§ **Items from a dataset**:
BEGIN

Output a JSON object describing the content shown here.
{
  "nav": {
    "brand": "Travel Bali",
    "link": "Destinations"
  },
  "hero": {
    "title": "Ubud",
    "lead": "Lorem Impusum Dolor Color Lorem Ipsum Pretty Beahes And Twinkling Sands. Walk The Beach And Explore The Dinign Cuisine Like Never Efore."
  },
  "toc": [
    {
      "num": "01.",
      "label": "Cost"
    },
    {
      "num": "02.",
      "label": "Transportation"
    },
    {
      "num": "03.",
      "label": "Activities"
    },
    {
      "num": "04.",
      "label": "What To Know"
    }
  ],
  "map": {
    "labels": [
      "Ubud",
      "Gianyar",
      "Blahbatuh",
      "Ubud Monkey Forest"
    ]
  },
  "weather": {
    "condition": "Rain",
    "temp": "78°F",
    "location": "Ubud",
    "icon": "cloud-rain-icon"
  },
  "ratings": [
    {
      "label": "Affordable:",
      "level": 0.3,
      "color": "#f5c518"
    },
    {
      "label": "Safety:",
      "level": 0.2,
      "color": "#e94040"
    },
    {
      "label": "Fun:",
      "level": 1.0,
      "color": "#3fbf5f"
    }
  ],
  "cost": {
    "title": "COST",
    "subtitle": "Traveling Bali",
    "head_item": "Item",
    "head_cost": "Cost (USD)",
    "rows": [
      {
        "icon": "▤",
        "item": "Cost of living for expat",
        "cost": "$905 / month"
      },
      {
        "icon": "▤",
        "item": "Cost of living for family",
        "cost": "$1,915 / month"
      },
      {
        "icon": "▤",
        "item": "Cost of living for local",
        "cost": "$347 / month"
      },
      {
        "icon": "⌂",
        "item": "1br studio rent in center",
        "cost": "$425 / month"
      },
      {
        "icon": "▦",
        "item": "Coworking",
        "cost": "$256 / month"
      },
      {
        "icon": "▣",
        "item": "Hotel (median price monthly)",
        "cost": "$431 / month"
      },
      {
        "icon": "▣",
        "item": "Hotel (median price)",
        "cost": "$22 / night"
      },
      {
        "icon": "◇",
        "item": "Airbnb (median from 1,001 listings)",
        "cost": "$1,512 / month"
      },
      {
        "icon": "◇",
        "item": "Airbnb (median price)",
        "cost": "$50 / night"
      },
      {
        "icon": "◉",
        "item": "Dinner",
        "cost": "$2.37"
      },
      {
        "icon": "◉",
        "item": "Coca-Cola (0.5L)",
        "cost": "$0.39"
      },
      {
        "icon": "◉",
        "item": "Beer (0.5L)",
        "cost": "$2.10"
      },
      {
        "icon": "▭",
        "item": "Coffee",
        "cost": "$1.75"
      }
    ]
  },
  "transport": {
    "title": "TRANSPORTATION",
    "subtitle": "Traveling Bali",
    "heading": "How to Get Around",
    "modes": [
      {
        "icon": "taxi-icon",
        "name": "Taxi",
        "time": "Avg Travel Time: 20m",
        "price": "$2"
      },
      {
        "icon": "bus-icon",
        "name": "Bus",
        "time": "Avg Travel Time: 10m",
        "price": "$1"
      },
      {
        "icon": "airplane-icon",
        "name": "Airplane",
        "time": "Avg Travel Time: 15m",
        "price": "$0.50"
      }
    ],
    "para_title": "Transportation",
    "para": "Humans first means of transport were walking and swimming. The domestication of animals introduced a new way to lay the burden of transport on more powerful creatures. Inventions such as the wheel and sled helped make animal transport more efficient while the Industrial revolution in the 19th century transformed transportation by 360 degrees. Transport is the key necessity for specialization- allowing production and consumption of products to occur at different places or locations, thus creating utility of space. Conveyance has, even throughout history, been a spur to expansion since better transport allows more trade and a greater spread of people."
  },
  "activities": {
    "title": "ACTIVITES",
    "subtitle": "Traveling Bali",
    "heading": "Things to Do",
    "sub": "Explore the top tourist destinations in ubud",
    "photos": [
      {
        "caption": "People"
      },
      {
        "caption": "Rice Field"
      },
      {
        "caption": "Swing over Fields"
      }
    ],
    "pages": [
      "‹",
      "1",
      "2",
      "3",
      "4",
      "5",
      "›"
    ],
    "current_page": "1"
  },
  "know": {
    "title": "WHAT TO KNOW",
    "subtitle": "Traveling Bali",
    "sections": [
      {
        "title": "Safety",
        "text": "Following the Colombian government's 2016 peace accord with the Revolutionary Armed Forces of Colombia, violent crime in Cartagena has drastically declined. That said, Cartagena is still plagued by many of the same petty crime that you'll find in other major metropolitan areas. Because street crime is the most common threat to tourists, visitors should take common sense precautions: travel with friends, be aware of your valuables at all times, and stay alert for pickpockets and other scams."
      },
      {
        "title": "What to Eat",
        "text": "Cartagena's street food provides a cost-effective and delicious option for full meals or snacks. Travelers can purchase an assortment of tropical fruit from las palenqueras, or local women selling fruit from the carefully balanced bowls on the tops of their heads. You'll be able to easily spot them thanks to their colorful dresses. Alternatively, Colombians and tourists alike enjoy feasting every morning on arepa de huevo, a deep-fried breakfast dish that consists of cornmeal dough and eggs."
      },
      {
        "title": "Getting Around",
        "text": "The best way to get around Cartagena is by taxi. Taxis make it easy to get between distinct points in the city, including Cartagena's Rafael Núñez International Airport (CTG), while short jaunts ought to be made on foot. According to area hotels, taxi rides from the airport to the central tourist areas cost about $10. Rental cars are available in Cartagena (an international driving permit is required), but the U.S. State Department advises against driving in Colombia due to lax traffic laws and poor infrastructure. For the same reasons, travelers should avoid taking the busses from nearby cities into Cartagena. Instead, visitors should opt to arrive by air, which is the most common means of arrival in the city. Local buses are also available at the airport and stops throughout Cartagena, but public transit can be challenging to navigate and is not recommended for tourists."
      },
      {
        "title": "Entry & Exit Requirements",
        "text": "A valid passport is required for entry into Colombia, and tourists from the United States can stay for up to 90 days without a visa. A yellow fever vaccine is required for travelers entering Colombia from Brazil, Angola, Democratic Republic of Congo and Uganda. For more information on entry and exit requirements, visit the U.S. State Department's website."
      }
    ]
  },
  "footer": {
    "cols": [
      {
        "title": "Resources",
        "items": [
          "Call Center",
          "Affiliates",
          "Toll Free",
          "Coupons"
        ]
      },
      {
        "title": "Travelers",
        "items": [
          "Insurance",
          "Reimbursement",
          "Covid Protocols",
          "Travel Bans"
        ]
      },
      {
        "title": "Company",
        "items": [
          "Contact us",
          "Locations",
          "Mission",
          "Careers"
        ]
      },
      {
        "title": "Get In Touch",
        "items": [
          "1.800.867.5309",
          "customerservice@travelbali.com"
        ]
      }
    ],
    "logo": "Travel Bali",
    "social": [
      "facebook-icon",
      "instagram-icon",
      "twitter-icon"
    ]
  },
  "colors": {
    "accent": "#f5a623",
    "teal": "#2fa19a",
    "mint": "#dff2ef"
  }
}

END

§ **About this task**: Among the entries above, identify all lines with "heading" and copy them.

§ **Solution**:
    "heading": "How to Get Around",
    "heading": "Things to Do",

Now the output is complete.